As I write this on Thursday October 15th, I am alerted by media reports on the significance of the date. I am talking not of the ‘C’ word, of which we’ve all had the proverbial bellyful over the past 6 months but of the almost-forgotten ‘B’ word, if you are British. Yes, back to Brexit which, though partially side-lined owing to the more pressing matter COVID, has been simmering on the back burner. Of course, meetings have been taking place, Corona restrictions notwithstanding, but not only has no final agreement been so far reached, the two sides have come to a complete impasse, roadblock, stumbling block – take your pick. Whichever metaphor you choose, it was a case of thus far and no further, all because of a bill passed by the British Parliament earlier this month, basically re-opening the signed and sealed treaty signed between the UK and the EU agreeing all terms and conditions of the split. The bill authorised the government to regulate the UK's internal market from January 1 2021, when Britain will complete its post-Brexit transition period and leave the EU single market and customs union. This directly contradicts several clauses in the treaty which allowed for close alignment between the 2 bodies in many areas of trade and legislation, most importantly for the UK, control over fishing rights in what the British refer to as the English Channel and France simply calls La Manche, or The Sleeve, owing to its shape. The EU was incensed by this breaking of the covenant. After a few days of discussions behind closed doors, EU chief Ursula von der Leyen declared that Brussels had begun legal action over the British government's attempt to overturn parts of the Brexit withdrawal agreement.

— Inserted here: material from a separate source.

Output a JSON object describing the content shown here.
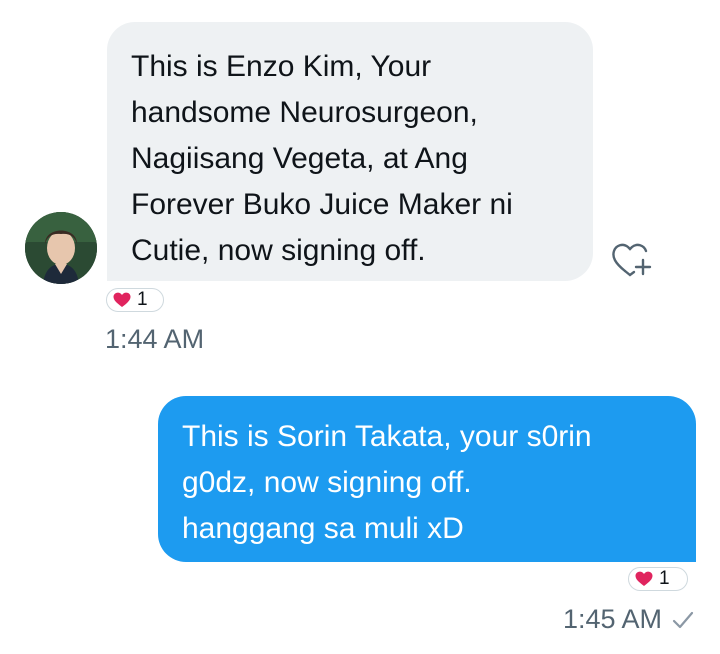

"This morning, the Commission has decided to send a letter of formal notice to the UK Government. This is the first step in an infringement procedure," she declared.
London now has one month to reply to the letter of complaint, which could lead to a lawsuit at the Luxembourg-based European Court of Justice and hefty fines for the UK. The legal action underscores the worsening relations between the EU and its former member at a time when both sides are trying to forge a rudimentary free trade agreement before the end of the year.
In days of yore the British response might have been to dispatch a gunboat across the Channel in protest at such impertinence, but matters are supposed to be conducted more civilly these days. Nevertheless, an impasse is an impasse and thus far but no further can either side go. Talks have stalled and here it is, deadline day, with neither side backing away. Should no clear consensus be reached by midnight today, the UK’s future trading position will automatically revert to that of World Trade organisation rules.
Boris Johnson told EU leaders he was 'disappointed' their Brexit talks had stalled and was mulling his 'next steps' as his self-imposed no deal deadline looms. The Prime Minister was told via conference call by Commission president Ursula von der Leyen and Council president Charles Michel that there could be no agreement struck if the UK didn't change its stance on fisheries
Mr Johnson has previously suggested he would walk away from the negotiating table if there was no agreement on a trade deal by the time of the two-day summit meeting in Brussels starting on Thursday.
Following the call, a No 10 spokesman said: 'The Prime Minister noted the desirability of a deal but expressed his disappointment that more progress had not been made over the past two weeks.
Meanwhile in the Channel, the longstanding fish wars have broken out again as French trawlers confronted their British counterparts - firing flares and throwing frying pans. Two British boats fishing for scallops were involved in the skirmish. The vessels were surrounded by around 20 French boats and were pelted with objects including frying pans and rocks. The French crews even threw oil at one boat before firing a flare at it, with the violence sparking fears that there could be a death as hostilities worsen.
Fishing remains one of the key sticking points to a Brexit deal, with Boris Johnson unwilling to allow EU trawlers to continue their existing access to UK waters forever. Tensions have been growing each year due to a difference in fishing restrictions between the UK and France.
A Defra (Department of Fisheries & Agriculture) spokesperson said: 'We are very disappointed by this reported incident in the Bay of Seine. The British vessels were fishing legally and have every right to do so in safety. 'We support UK vessels fishing where they have a legal right to do so and have been in contact with the French Government to ensure those rights are protected and safety at sea is assured.'
British scallopers are allowed to fish year round, but the French are not permitted to fish between May 15 and October 1 and Gallic pride and patriotism views this as an insult and a slap in the face, presumably with a wet fish and harks back directly to the difference in nomenclature of that body of water on its two sides!
But whilst throwing frying pans at fishermen sounds like pure farce, at its core is a much bigger issue. Should Britain refuse to back down – and it almost certainly will – the entire Brexit treaty falls away WTO rules come in and every single business in Britain which trades with the EU, as well as every single business across Europe which trades with Britain, will be scrambling to make a plan and they have just over 2 months to conclude those plans - precisely what they undoubtedly didn’t need on top of COVID cutbacks and chaos.
It has boiled down to what players in the children’s card game used to say to their unlucky opponents, ‘Go fish’!